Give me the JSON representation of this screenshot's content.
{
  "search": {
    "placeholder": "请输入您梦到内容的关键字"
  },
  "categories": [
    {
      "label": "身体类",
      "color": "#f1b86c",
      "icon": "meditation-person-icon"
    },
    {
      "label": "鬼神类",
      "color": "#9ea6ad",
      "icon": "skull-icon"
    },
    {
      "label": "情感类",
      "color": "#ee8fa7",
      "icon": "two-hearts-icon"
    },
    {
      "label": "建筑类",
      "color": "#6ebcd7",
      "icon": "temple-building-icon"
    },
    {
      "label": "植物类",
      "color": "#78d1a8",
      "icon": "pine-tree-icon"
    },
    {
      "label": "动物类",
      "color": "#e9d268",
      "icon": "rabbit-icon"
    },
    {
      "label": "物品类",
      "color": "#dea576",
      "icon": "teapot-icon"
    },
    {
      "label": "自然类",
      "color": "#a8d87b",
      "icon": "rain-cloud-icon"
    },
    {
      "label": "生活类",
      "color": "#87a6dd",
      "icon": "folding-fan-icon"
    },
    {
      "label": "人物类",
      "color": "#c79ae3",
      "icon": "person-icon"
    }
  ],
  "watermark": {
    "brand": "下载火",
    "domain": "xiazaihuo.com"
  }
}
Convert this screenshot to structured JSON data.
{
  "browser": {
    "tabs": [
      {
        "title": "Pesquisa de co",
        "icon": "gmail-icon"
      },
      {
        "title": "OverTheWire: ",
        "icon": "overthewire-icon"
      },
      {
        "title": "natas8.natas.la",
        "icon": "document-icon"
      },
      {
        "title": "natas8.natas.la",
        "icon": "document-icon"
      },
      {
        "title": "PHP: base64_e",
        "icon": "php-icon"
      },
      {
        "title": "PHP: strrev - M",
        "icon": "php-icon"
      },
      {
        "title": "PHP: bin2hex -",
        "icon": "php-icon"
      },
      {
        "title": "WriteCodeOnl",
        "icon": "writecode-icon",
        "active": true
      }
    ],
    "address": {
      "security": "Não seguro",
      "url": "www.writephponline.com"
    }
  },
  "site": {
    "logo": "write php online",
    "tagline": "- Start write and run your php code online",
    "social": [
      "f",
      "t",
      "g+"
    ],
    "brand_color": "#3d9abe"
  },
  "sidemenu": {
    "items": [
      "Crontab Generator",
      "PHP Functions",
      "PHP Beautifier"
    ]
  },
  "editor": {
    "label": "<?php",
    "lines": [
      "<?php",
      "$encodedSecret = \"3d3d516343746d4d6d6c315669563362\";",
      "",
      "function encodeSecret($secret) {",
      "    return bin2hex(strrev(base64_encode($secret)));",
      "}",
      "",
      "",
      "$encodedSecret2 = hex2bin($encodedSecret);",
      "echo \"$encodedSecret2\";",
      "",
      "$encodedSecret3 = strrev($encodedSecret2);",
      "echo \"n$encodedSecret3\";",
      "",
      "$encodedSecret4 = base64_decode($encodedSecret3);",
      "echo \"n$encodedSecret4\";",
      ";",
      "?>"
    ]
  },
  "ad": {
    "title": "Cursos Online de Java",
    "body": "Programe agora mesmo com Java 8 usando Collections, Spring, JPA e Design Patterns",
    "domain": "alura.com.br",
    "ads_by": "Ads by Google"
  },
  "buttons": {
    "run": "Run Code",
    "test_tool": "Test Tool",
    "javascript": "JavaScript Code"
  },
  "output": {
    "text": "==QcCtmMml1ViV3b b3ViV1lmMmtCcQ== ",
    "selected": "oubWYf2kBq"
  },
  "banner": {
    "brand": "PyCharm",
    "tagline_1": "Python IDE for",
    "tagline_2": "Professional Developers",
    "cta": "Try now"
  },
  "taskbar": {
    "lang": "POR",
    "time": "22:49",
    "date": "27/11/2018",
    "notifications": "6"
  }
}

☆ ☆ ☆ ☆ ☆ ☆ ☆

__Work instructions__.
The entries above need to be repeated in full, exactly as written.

__Answer area__.
Give me the JSON representation of this screenshot's content.
{
  "search": {
    "placeholder": "请输入您梦到内容的关键字"
  },
  "categories": [
    {
      "label": "身体类",
      "color": "#f1b86c",
      "icon": "meditation-person-icon"
    },
    {
      "label": "鬼神类",
      "color": "#9ea6ad",
      "icon": "skull-icon"
    },
    {
      "label": "情感类",
      "color": "#ee8fa7",
      "icon": "two-hearts-icon"
    },
    {
      "label": "建筑类",
      "color": "#6ebcd7",
      "icon": "temple-building-icon"
    },
    {
      "label": "植物类",
      "color": "#78d1a8",
      "icon": "pine-tree-icon"
    },
    {
      "label": "动物类",
      "color": "#e9d268",
      "icon": "rabbit-icon"
    },
    {
      "label": "物品类",
      "color": "#dea576",
      "icon": "teapot-icon"
    },
    {
      "label": "自然类",
      "color": "#a8d87b",
      "icon": "rain-cloud-icon"
    },
    {
      "label": "生活类",
      "color": "#87a6dd",
      "icon": "folding-fan-icon"
    },
    {
      "label": "人物类",
      "color": "#c79ae3",
      "icon": "person-icon"
    }
  ],
  "watermark": {
    "brand": "下载火",
    "domain": "xiazaihuo.com"
  }
}
Convert this screenshot to structured JSON data.
{
  "browser": {
    "tabs": [
      {
        "title": "Pesquisa de co",
        "icon": "gmail-icon"
      },
      {
        "title": "OverTheWire: ",
        "icon": "overthewire-icon"
      },
      {
        "title": "natas8.natas.la",
        "icon": "document-icon"
      },
      {
        "title": "natas8.natas.la",
        "icon": "document-icon"
      },
      {
        "title": "PHP: base64_e",
        "icon": "php-icon"
      },
      {
        "title": "PHP: strrev - M",
        "icon": "php-icon"
      },
      {
        "title": "PHP: bin2hex -",
        "icon": "php-icon"
      },
      {
        "title": "WriteCodeOnl",
        "icon": "writecode-icon",
        "active": true
      }
    ],
    "address": {
      "security": "Não seguro",
      "url": "www.writephponline.com"
    }
  },
  "site": {
    "logo": "write php online",
    "tagline": "- Start write and run your php code online",
    "social": [
      "f",
      "t",
      "g+"
    ],
    "brand_color": "#3d9abe"
  },
  "sidemenu": {
    "items": [
      "Crontab Generator",
      "PHP Functions",
      "PHP Beautifier"
    ]
  },
  "editor": {
    "label": "<?php",
    "lines": [
      "<?php",
      "$encodedSecret = \"3d3d516343746d4d6d6c315669563362\";",
      "",
      "function encodeSecret($secret) {",
      "    return bin2hex(strrev(base64_encode($secret)));",
      "}",
      "",
      "",
      "$encodedSecret2 = hex2bin($encodedSecret);",
      "echo \"$encodedSecret2\";",
      "",
      "$encodedSecret3 = strrev($encodedSecret2);",
      "echo \"n$encodedSecret3\";",
      "",
      "$encodedSecret4 = base64_decode($encodedSecret3);",
      "echo \"n$encodedSecret4\";",
      ";",
      "?>"
    ]
  },
  "ad": {
    "title": "Cursos Online de Java",
    "body": "Programe agora mesmo com Java 8 usando Collections, Spring, JPA e Design Patterns",
    "domain": "alura.com.br",
    "ads_by": "Ads by Google"
  },
  "buttons": {
    "run": "Run Code",
    "test_tool": "Test Tool",
    "javascript": "JavaScript Code"
  },
  "output": {
    "text": "==QcCtmMml1ViV3b b3ViV1lmMmtCcQ== ",
    "selected": "oubWYf2kBq"
  },
  "banner": {
    "brand": "PyCharm",
    "tagline_1": "Python IDE for",
    "tagline_2": "Professional Developers",
    "cta": "Try now"
  },
  "taskbar": {
    "lang": "POR",
    "time": "22:49",
    "date": "27/11/2018",
    "notifications": "6"
  }
}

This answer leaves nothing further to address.